This brings me to the real problem with the current 1 lines. The problem is not speed – it’s reliability. Once you get on the 1R it’s always fast, but you’re going to have to wait an unknown amount of time to catch it. You might wait 30 seconds or you might wait 20 minutes so your 15 minute bus ride can end up taking you anywhere from 15 minutes to 35 minutes, which is unacceptable for most people.
The main cause of this unreliable schedule is traffic, which effects buses in several ways:
- Buses get stuck in traffic, just like cars do.
- After pulling over to a bus stop, buses often have to wait several seconds to safely merge back into traffic.
- Once a bus gets behind schedule because of traffic, the effect snowballs – it is late to pick up the next set of passengers so there are more passengers to pick up which takes more time. So as it travels down its route it gets further and further behind schedule.

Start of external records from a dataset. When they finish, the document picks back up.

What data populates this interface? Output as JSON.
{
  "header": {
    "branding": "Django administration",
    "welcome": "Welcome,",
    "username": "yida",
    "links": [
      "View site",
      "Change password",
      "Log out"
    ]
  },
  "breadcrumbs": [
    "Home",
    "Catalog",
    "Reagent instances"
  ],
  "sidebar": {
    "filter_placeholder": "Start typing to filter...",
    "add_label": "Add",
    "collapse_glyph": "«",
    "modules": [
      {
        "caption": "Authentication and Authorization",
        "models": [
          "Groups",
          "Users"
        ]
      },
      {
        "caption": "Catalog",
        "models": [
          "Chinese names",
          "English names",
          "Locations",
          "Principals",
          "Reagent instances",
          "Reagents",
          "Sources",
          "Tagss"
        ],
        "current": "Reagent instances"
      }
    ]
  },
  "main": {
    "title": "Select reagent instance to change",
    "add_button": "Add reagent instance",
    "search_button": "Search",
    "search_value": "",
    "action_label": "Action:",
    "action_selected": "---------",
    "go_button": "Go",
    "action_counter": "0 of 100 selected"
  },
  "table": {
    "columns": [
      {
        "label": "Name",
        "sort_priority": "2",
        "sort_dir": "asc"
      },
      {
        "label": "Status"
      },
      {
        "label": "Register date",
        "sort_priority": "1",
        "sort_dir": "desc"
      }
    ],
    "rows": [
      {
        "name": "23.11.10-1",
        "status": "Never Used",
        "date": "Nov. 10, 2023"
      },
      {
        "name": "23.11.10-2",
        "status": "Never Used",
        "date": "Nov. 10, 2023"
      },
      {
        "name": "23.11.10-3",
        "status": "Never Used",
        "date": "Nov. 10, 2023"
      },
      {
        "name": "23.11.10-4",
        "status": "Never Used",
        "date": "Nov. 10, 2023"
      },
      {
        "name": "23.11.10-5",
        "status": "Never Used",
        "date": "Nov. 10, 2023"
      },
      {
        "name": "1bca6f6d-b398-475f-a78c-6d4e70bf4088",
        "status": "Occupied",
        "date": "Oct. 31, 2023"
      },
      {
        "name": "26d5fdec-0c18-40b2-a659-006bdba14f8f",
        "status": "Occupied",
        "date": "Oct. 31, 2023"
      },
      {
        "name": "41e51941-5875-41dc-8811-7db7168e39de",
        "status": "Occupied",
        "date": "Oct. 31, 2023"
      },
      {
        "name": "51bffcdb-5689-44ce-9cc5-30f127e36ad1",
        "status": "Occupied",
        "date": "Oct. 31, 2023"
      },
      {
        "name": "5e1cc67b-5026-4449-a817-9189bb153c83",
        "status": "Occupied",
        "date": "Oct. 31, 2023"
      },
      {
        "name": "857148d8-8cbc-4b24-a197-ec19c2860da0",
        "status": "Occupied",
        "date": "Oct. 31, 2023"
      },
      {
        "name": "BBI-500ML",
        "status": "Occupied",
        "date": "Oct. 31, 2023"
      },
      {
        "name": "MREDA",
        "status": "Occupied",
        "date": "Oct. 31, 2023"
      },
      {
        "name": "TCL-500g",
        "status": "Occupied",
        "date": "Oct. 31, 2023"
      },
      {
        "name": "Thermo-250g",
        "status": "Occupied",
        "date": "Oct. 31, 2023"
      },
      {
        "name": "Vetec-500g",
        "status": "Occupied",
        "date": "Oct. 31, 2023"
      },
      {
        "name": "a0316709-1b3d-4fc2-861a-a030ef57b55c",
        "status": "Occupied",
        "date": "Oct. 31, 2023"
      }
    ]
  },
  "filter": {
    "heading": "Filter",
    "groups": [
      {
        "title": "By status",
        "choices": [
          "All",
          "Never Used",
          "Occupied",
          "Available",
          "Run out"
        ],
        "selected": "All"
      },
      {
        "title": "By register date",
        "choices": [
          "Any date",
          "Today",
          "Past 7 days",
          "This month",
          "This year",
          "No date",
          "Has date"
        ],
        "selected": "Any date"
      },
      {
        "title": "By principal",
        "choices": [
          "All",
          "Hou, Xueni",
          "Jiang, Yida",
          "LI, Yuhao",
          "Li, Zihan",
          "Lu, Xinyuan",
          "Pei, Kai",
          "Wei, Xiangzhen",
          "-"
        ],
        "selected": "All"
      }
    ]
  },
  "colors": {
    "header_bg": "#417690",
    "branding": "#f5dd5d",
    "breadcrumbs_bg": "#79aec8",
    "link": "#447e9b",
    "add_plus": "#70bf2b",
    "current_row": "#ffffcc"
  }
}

All of this leads to one of the most annoying realities of bus riding – bunching of buses! After the 20 minute delay yesterday, another 1R pulled up 2 minutes later and a 1 pulled up a minute after that. So while the bus I was riding was packed, I’m guessing the buses behind us were close to empty, which certainly isn’t a good use of resources.
Luckily, there’s a solution to these problems, and it’s Bus Rapid Transit (BRT). With dedicated lanes, buses won’t have to compete with traffic and will avoid delays associated with pulling over. And bunching will hopefully be a thing of the past, which means fewer overcrowded buses and fewer nearly empty buses. Unfortunately, we still have a few years to wait before BRT becomes a reality, and a ballot initiative to defeat before that. Still, I can’t help but dream about how different my transit life will be once there are lanes dedicated to buses.
(I wrote this post before leaving my office and on the way home, I had almost the same experience. A long time in between buses, hopped on a 1, a 1R passed a few minutes later, and then another 1R, and by the time we reached my house all of the buses were within a couple blocks of eachother.)